Work task
Every line of the entries with the word "Cloud" in it should be shown.

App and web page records
########################################
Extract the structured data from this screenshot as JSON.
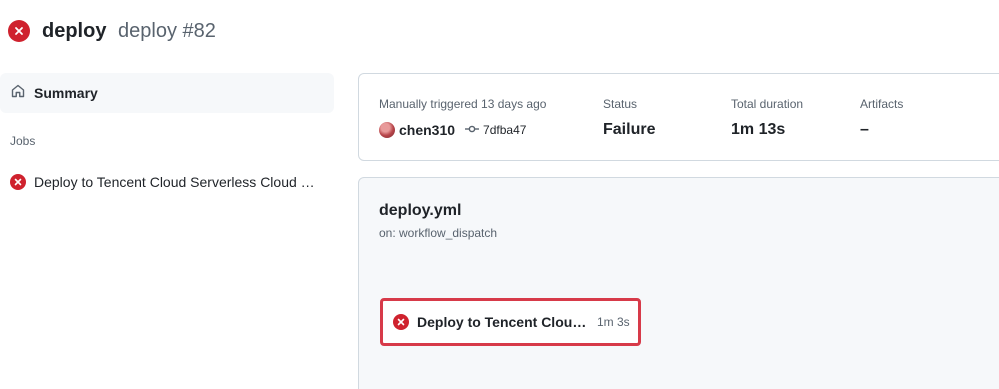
{
  "header": {
    "workflow_name": "deploy",
    "run_title": "deploy #82",
    "status_icon": "x-circle-fill-icon"
  },
  "sidebar": {
    "summary_label": "Summary",
    "summary_icon": "home-icon",
    "jobs_heading": "Jobs",
    "jobs": [
      {
        "label": "Deploy to Tencent Cloud Serverless Cloud F...",
        "status": "failure"
      }
    ]
  },
  "run_summary": {
    "trigger_text": "Manually triggered 13 days ago",
    "actor": "chen310",
    "commit": "7dfba47",
    "status_label": "Status",
    "status_value": "Failure",
    "duration_label": "Total duration",
    "duration_value": "1m 13s",
    "artifacts_label": "Artifacts",
    "artifacts_value": "–"
  },
  "graph": {
    "workflow_file": "deploy.yml",
    "trigger": "on: workflow_dispatch",
    "jobs": [
      {
        "label": "Deploy to Tencent Cloud ...",
        "duration": "1m 3s",
        "status": "failure"
      }
    ]
  },
  "colors": {
    "failure": "#cf222e",
    "node_border": "#d73a49",
    "muted_text": "#59636e",
    "border": "#d1d9e0",
    "panel_bg": "#f6f8fa"
  }
}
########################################
Answer box
        "label": "Deploy to Tencent Cloud Serverless Cloud F...",
        "label": "Deploy to Tencent Cloud ...",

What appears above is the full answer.